Of course, Lee provides some utility. He's especially potent when used as a screen-slipping center in certain bench units, and he's much better than his backup, Marreese Speights. The issue is that the Warriors won't face up to how a big who struggles defensively and now struggles with his shot (38 percent from midrange this season) has the wrong role on perhaps the wrong team. Lee has played the Clippers well, and could be quite helpful in that potential series. But he won't be helpful if the denialist Warriors play him to the detriment of lineups that defend and space the floor better.
Spacing the floor is key for any team, but it’s especially true of Golden State, the team with the point who shoots better off the dribble than anyone in league history. When Curry gets a high screen in a lineup with three other shooters, it creates situations in which the opposing center must rush out to the 3-point line while the paint is totally empty. This defense-breaking approach could have been Golden State's future, had they accepted it. Instead, they trundled along with Lee taking up space in the paint and on their books.
What's funny is that it could be Golden State’s future, after they willfully rejected it. Green isn’t a good 3-point shooter, but he’ll hit them if wide-open and thus demands a closeout. As added bonuses, Green sets crushing screens, moves the ball wisely and, as a defender, can switch onto almost any matchup. The "killer lineup" might not save Golden State from the ashes of #fullsquad, but it gives them a chance.

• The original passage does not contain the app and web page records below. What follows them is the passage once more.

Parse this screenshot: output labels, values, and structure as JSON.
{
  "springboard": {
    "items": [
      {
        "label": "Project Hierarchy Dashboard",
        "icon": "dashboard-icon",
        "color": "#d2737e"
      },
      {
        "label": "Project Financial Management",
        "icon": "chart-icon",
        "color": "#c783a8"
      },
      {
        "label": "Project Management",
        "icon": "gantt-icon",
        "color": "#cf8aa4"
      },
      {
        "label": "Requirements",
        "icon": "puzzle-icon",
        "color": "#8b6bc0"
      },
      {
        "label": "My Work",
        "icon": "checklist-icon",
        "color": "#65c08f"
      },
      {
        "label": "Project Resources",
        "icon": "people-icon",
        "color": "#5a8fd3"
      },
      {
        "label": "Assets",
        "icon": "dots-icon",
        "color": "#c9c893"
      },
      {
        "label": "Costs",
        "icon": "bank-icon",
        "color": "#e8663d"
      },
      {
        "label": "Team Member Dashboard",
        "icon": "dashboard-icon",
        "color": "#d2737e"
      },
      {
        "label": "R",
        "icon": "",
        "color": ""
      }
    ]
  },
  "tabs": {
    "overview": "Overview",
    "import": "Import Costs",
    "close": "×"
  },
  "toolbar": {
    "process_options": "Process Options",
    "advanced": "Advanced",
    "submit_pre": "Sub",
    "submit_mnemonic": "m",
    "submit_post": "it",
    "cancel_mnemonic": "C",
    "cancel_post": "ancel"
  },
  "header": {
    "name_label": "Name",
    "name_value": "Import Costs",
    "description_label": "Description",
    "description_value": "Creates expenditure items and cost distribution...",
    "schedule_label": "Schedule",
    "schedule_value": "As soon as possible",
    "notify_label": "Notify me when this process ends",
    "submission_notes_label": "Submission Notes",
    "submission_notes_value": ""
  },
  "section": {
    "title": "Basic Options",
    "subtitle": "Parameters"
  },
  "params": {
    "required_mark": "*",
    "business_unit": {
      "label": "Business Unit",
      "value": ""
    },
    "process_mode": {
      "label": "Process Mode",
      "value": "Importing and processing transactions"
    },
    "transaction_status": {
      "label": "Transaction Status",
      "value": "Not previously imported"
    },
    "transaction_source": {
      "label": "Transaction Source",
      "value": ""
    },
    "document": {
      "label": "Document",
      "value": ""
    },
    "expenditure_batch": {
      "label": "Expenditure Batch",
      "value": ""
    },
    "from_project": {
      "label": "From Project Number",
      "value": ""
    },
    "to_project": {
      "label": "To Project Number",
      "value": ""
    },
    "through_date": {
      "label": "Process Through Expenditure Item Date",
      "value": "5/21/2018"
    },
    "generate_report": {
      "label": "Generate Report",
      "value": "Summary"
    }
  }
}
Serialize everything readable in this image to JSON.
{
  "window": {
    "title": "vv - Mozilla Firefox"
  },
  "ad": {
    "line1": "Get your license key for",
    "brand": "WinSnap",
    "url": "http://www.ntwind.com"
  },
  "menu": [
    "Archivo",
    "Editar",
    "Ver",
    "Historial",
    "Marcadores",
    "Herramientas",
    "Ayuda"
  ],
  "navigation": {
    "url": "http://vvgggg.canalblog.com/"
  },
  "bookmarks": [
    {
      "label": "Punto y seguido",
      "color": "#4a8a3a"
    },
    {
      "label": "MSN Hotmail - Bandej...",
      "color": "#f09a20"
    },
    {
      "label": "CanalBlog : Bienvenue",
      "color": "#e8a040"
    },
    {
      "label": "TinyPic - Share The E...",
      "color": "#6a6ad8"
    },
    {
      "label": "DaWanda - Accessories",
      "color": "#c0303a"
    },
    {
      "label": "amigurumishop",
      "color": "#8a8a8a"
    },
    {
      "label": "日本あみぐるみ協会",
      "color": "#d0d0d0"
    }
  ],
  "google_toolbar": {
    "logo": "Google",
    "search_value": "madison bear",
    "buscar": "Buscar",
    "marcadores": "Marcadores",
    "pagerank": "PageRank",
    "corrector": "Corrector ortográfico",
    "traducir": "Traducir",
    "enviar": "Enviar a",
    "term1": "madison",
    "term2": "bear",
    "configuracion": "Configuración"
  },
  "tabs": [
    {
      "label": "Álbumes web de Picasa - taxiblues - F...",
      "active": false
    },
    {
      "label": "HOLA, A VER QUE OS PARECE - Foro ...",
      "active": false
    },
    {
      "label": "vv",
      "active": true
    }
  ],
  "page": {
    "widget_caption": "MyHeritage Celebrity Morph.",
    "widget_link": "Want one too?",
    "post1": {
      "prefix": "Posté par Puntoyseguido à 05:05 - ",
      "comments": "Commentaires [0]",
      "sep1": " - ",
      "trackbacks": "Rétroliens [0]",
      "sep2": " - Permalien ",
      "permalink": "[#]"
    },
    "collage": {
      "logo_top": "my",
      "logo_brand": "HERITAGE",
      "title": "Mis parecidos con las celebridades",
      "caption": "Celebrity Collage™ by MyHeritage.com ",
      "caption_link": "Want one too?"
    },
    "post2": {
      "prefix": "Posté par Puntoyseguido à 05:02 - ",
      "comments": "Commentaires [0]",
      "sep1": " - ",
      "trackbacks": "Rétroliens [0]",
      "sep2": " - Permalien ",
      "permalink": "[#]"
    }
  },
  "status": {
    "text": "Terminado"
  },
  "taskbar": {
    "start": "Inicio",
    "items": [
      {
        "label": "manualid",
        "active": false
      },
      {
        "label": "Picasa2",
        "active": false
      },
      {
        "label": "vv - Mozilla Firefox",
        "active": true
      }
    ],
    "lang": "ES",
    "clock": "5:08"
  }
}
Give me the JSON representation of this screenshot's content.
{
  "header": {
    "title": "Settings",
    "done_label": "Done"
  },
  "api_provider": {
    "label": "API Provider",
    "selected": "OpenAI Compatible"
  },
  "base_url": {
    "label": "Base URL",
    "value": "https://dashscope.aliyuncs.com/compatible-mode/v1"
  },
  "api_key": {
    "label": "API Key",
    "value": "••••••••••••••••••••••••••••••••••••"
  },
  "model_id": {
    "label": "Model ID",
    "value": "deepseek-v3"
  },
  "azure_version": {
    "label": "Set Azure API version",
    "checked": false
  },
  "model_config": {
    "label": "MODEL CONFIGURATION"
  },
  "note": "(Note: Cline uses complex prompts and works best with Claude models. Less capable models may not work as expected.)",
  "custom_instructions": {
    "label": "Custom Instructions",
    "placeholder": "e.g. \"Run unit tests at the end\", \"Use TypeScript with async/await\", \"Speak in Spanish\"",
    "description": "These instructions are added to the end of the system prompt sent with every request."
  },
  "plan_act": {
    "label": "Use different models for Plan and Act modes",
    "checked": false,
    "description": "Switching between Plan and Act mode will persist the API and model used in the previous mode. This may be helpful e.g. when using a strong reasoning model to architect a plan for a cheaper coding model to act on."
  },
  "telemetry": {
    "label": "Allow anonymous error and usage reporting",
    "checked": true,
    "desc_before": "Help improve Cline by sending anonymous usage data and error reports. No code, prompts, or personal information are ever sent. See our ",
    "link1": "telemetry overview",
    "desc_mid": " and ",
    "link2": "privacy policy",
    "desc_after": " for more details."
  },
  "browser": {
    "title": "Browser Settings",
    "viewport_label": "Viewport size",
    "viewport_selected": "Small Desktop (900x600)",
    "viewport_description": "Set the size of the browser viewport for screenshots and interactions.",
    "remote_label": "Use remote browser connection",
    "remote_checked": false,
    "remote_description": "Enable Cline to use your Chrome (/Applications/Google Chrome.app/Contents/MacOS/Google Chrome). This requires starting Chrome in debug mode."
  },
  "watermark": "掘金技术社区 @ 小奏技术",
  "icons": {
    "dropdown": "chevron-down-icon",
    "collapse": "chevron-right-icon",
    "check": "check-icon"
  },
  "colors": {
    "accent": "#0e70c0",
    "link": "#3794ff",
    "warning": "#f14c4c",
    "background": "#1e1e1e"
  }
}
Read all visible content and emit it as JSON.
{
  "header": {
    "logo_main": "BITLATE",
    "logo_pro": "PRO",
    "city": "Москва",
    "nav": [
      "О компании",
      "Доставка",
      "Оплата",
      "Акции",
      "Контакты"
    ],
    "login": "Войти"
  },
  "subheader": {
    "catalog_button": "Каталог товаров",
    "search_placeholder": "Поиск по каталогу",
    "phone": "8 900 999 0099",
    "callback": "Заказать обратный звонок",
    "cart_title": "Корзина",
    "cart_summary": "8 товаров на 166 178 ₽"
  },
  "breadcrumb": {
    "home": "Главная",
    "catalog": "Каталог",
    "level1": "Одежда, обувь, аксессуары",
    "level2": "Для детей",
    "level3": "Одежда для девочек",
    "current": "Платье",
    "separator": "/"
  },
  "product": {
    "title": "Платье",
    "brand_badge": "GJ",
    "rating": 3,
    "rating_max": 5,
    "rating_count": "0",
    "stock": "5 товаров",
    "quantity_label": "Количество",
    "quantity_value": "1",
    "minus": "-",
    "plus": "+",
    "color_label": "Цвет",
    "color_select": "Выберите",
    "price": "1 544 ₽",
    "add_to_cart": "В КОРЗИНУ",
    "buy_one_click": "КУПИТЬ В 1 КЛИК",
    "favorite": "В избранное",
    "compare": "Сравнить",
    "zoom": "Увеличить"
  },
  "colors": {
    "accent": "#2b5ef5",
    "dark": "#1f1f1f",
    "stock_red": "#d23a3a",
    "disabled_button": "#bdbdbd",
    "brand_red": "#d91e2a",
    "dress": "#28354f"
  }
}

The Warriors publicly refuse to admit anything’s deeply wrong as their coaching staff gets shaken up like a Boggle board. Denial carries the day in the Bay, a land where fortunes can be made off abstract technologies that lack any kind of business plan. Times are great. Don’t worry. They’re happy. And, through a lineup that such denial caused them to avoid, the Warriors just might save their season.